Tanaka’s back to school

Since hurting his elbow in his first major league season, every Masahiro Tanaka start has had the air of a science experiment to find out what he’s capable of at that moment. The experimentation is typically about pitch combinations and approaches as Tanaka tests his ability to command his pitches in different locations and batters’ responses.

This year, it’s been a case of studying up how Japanese batters deal with his pitches. Without that plus-plus four-seamer, splitter combination Tanaka used to throw in 2013, he’s having a heck of a time finishing off slap hitters.

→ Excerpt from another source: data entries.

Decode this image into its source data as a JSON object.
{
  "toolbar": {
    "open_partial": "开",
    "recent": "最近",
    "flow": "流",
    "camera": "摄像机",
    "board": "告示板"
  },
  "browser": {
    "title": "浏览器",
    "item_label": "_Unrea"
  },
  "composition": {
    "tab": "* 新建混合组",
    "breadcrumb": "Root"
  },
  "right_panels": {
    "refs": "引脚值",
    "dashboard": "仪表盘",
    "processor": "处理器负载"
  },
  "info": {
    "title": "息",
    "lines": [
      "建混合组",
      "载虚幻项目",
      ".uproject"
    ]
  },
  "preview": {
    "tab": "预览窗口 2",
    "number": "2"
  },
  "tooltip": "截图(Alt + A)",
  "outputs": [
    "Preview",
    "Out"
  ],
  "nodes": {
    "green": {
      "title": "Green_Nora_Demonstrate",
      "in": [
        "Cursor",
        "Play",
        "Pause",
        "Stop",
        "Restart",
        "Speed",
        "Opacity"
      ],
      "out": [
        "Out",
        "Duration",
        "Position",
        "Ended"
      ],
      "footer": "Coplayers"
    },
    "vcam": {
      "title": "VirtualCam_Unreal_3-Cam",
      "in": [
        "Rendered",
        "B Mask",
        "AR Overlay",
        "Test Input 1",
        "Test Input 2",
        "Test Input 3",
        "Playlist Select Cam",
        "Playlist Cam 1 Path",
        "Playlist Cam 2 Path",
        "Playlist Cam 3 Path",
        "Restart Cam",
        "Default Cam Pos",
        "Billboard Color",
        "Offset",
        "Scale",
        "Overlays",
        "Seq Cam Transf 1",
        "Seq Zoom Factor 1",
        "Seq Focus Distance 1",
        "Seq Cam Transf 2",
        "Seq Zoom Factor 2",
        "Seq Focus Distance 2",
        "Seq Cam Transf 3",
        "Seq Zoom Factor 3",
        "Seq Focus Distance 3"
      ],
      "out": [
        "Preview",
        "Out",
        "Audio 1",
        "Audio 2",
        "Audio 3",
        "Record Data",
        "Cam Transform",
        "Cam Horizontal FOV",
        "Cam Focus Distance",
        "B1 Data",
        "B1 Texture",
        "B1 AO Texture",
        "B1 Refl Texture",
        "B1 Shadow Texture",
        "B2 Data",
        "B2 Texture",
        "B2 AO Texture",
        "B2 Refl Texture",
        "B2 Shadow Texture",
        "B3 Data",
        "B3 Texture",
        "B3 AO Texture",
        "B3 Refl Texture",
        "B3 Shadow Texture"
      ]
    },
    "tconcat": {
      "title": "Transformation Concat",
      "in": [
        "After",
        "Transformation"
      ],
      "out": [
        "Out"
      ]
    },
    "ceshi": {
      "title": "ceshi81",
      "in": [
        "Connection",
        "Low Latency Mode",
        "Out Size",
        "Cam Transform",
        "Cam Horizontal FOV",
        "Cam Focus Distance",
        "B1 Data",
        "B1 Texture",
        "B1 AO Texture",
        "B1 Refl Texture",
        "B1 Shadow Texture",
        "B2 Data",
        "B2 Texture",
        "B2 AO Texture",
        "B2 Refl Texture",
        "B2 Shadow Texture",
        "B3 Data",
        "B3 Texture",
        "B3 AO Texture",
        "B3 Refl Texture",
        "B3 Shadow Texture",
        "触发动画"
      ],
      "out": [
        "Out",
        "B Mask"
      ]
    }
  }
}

You can tell by his facial expression when he’s unable to prove the hypothesis he’s working on, something we saw a lot of on Friday, when analyst Tsutomu Iwamoto said, “You can see he’s getting more and more used to the challenges Japanese hitters pose, but it’s not been easy.”

In response, Tanaka’s used the cutter and two-seamer way more than he ever did, as we wait for that moment when he regains decent life on the fastball.

And so it was on Friday, except for the additional issue of fighting the umpire as well as his command as he returned to his laboratory for the first time since the Olympics.

Working from the third-base side of the rubber, Tanaka repeatedly tried to nip the front first-base corner of the strike zone with fastballs, testing umpire Kinji Nishimoto’s steadfast determination to call those pitches balls. Tanaka gave Nishimoto ample opportunities to reconsider, but the ump wouldn’t budge.

When Nishimoto failed to cut him any slack on two pitches inside to Haruki Nishikawa in the third, Tanaka walked him. Tanaka then began pounding the bottom of the zone, where he and Nishimoto seemed to be in agreement, leading to the second out.

But no sooner had Tanaka settled in on pounding the bottom of the zone, Nishimoto began calling those pitches balls. Without his best command allowing him to just rear back and fire, Tanaka hung a 1-0 splitter to Yuki James Nomura, who hit it for his second home run, and the fourth Nippon Ham had hit off Tanaka in four games.

Considering his inconsistent command and trouble getting called strikes on the edges, Tanaka did well to allow two runs, and indeed got lucky in the fifth, when he survived a two-on, no-out scrape on a combination of good pitches and sheer luck – Wang Po-Jung smashed a fat pitch but lined it to right for the final out.

Subscribe to jballallen.com weekly newsletter

Leave a Reply

Your email address will not be published. Required fields are marked *